My research and that of my group addresses fore front problems in stellar death astrophysics through extensive and panchromatic observations of various types of massive stellar explosions, specifically Gamma-Ray Bursts and Supernovae, which are among the most powerful explosions in the universe, as well as a growing class of exotic transients. With the goal of understanding their stellar progenitors and the explosion conditions that determine the fate of massive stars, my group and I study

a) statistical samples of supernovae and transients, including both early-time and late time data, as well as individual exotic transients in detail via panchromatic observations.

b) these stellar explosions’ host environments and host galaxies, in particular the metallicities at the explosion sites, as a promising new tool for differentiating between various progenitor models.

c) modeling approaches, including radiative transfer modeling of the SN spectra und using machine learning methods.

Astrophysics is entering the Golden Age of innovative time-domain surveys that stand to revolutionize our understanding of the transient sky. I’m part of Global SN Project (GSP) that uses the Las Cumbres Observatory, a world-wide network of robotic telescopes, to follow-up SNe and transients as close to explosion as possible and that has yielded a huge data set of optical photometry and spectroscopy. In the near future, the large-scale Legacy Survey of Space and Time (LSST, formerly called Large Synoptic Survey Telescope) with the Vera Rubin Observatory, planned for around 2024, will be producing an avalanche of data.

Teaching and Mentoring

I immensely enjoy teaching. I have been teaching a number of graduate and undergraduate classes – at NYU e.g.,”Stars and Stellar Explosions” class for grad students (Stars and Stellar Explosions), “Observational Astronomy” for undergrads and “CORE: From Quarks to Cosmos” for non-majors and non-scientist undergrads. Lots of fun!
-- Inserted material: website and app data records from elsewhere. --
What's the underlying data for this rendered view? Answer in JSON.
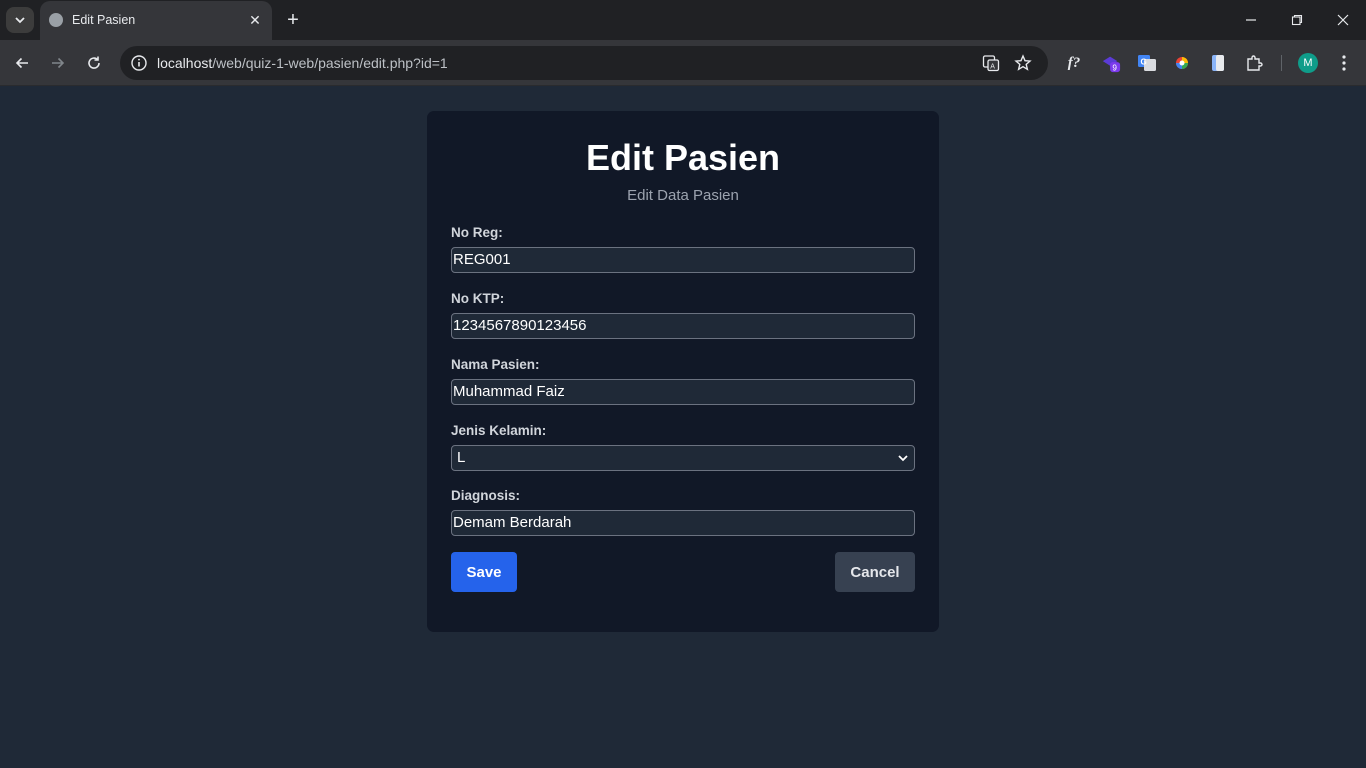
{
  "browser": {
    "tab_title": "Edit Pasien",
    "url_host": "localhost",
    "url_path": "/web/quiz-1-web/pasien/edit.php?id=1",
    "avatar_letter": "M",
    "extension_badge": "9"
  },
  "form": {
    "title": "Edit Pasien",
    "subtitle": "Edit Data Pasien",
    "fields": [
      {
        "label": "No Reg:",
        "value": "REG001"
      },
      {
        "label": "No KTP:",
        "value": "1234567890123456"
      },
      {
        "label": "Nama Pasien:",
        "value": "Muhammad Faiz"
      },
      {
        "label": "Jenis Kelamin:",
        "value": "L"
      },
      {
        "label": "Diagnosis:",
        "value": "Demam Berdarah"
      }
    ],
    "save_label": "Save",
    "cancel_label": "Cancel"
  },
  "colors": {
    "page_bg": "#1f2937",
    "card_bg": "#111827",
    "save_button": "#2563eb",
    "cancel_button": "#374151"
  }
}
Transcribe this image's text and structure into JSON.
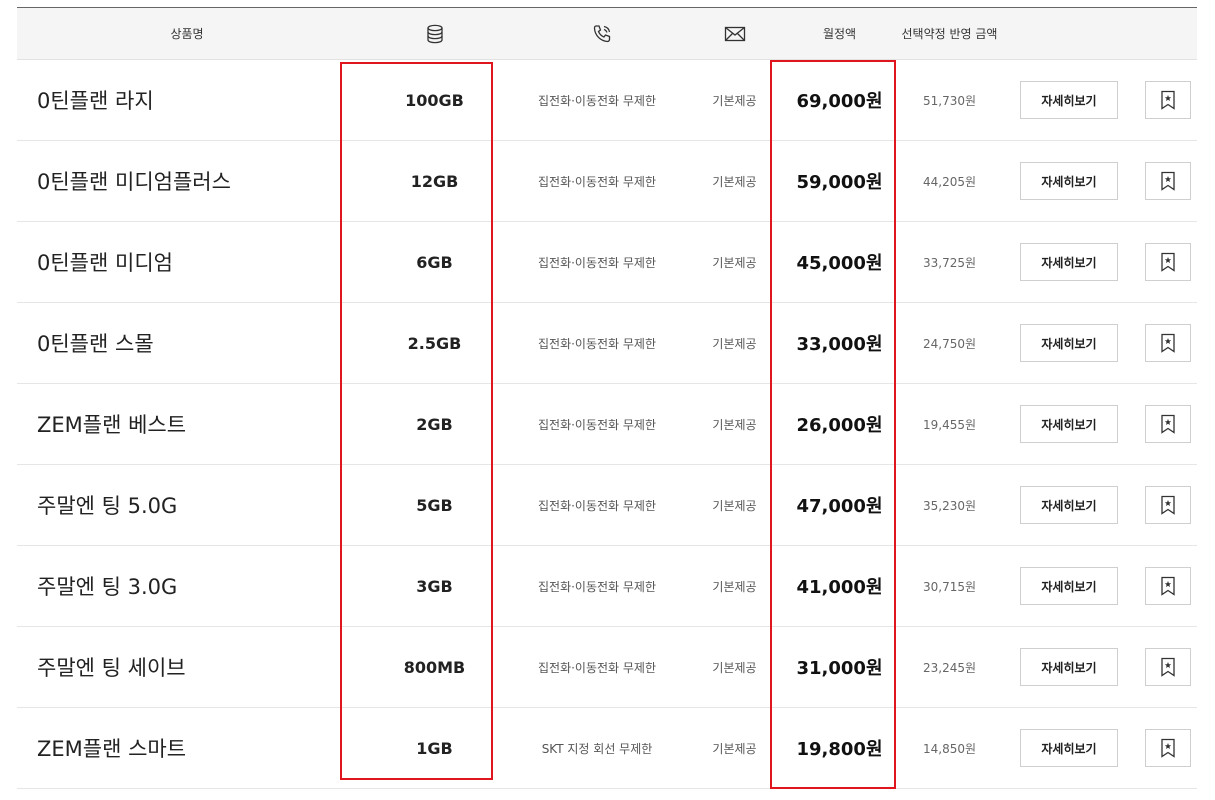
{
  "header": {
    "name": "상품명",
    "data_icon": "database-icon",
    "voice_icon": "phone-icon",
    "sms_icon": "mail-icon",
    "price": "월정액",
    "discount": "선택약정 반영 금액"
  },
  "rows": [
    {
      "name": "0틴플랜 라지",
      "data": "100GB",
      "voice": "집전화·이동전화 무제한",
      "sms": "기본제공",
      "price": "69,000원",
      "discount": "51,730원",
      "detail": "자세히보기"
    },
    {
      "name": "0틴플랜 미디엄플러스",
      "data": "12GB",
      "voice": "집전화·이동전화 무제한",
      "sms": "기본제공",
      "price": "59,000원",
      "discount": "44,205원",
      "detail": "자세히보기"
    },
    {
      "name": "0틴플랜 미디엄",
      "data": "6GB",
      "voice": "집전화·이동전화 무제한",
      "sms": "기본제공",
      "price": "45,000원",
      "discount": "33,725원",
      "detail": "자세히보기"
    },
    {
      "name": "0틴플랜 스몰",
      "data": "2.5GB",
      "voice": "집전화·이동전화 무제한",
      "sms": "기본제공",
      "price": "33,000원",
      "discount": "24,750원",
      "detail": "자세히보기"
    },
    {
      "name": "ZEM플랜 베스트",
      "data": "2GB",
      "voice": "집전화·이동전화 무제한",
      "sms": "기본제공",
      "price": "26,000원",
      "discount": "19,455원",
      "detail": "자세히보기"
    },
    {
      "name": "주말엔 팅 5.0G",
      "data": "5GB",
      "voice": "집전화·이동전화 무제한",
      "sms": "기본제공",
      "price": "47,000원",
      "discount": "35,230원",
      "detail": "자세히보기"
    },
    {
      "name": "주말엔 팅 3.0G",
      "data": "3GB",
      "voice": "집전화·이동전화 무제한",
      "sms": "기본제공",
      "price": "41,000원",
      "discount": "30,715원",
      "detail": "자세히보기"
    },
    {
      "name": "주말엔 팅 세이브",
      "data": "800MB",
      "voice": "집전화·이동전화 무제한",
      "sms": "기본제공",
      "price": "31,000원",
      "discount": "23,245원",
      "detail": "자세히보기"
    },
    {
      "name": "ZEM플랜 스마트",
      "data": "1GB",
      "voice": "SKT 지정 회선 무제한",
      "sms": "기본제공",
      "price": "19,800원",
      "discount": "14,850원",
      "detail": "자세히보기"
    }
  ],
  "bookmark_icon": "bookmark-icon",
  "highlight_color": "#e0151d"
}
I also enjoy working with students and have a range of potential projects, from data-intensive projects to modeling ones. Please contact me if you are interested.